Excerpts from an interface dataset

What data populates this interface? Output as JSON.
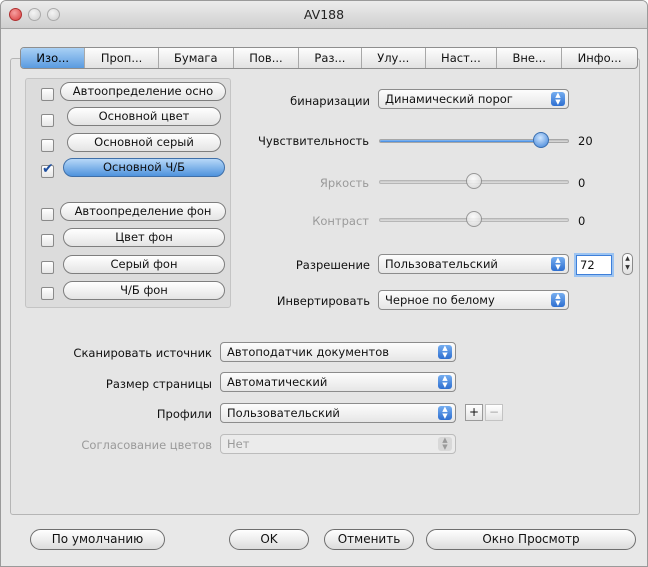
{
  "window": {
    "title": "AV188"
  },
  "tabs": [
    "Изо...",
    "Проп...",
    "Бумага",
    "Пов...",
    "Раз...",
    "Улу...",
    "Наст...",
    "Вне...",
    "Инфо..."
  ],
  "detect": [
    {
      "label": "Автоопределение осно",
      "checked": false,
      "selected": false
    },
    {
      "label": "Основной цвет",
      "checked": false,
      "selected": false
    },
    {
      "label": "Основной серый",
      "checked": false,
      "selected": false
    },
    {
      "label": "Основной Ч/Б",
      "checked": true,
      "selected": true
    },
    {
      "label": "Автоопределение фон",
      "checked": false,
      "selected": false
    },
    {
      "label": "Цвет фон",
      "checked": false,
      "selected": false
    },
    {
      "label": "Серый фон",
      "checked": false,
      "selected": false
    },
    {
      "label": "Ч/Б фон",
      "checked": false,
      "selected": false
    }
  ],
  "settings": {
    "binarization": {
      "label": "бинаризации",
      "value": "Динамический порог"
    },
    "sensitivity": {
      "label": "Чувствительность",
      "value": "20",
      "level": 0.85
    },
    "brightness": {
      "label": "Яркость",
      "value": "0",
      "level": 0.5
    },
    "contrast": {
      "label": "Контраст",
      "value": "0",
      "level": 0.5
    },
    "resolution": {
      "label": "Разрешение",
      "value": "Пользовательский",
      "field": "72"
    },
    "invert": {
      "label": "Инвертировать",
      "value": "Черное по белому"
    }
  },
  "scan": {
    "source": {
      "label": "Сканировать источник",
      "value": "Автоподатчик документов"
    },
    "page_size": {
      "label": "Размер страницы",
      "value": "Автоматический"
    },
    "profiles": {
      "label": "Профили",
      "value": "Пользовательский",
      "add": "+",
      "remove": "−"
    },
    "color_match": {
      "label": "Согласование цветов",
      "value": "Нет"
    }
  },
  "buttons": {
    "defaults": "По умолчанию",
    "ok": "OK",
    "cancel": "Отменить",
    "preview": "Окно Просмотр"
  },
  "colors": {
    "accent": "#4f93dd"
  }
}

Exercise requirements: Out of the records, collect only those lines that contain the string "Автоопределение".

Output below:
      "label": "Автоопределение осно",
      "label": "Автоопределение фон",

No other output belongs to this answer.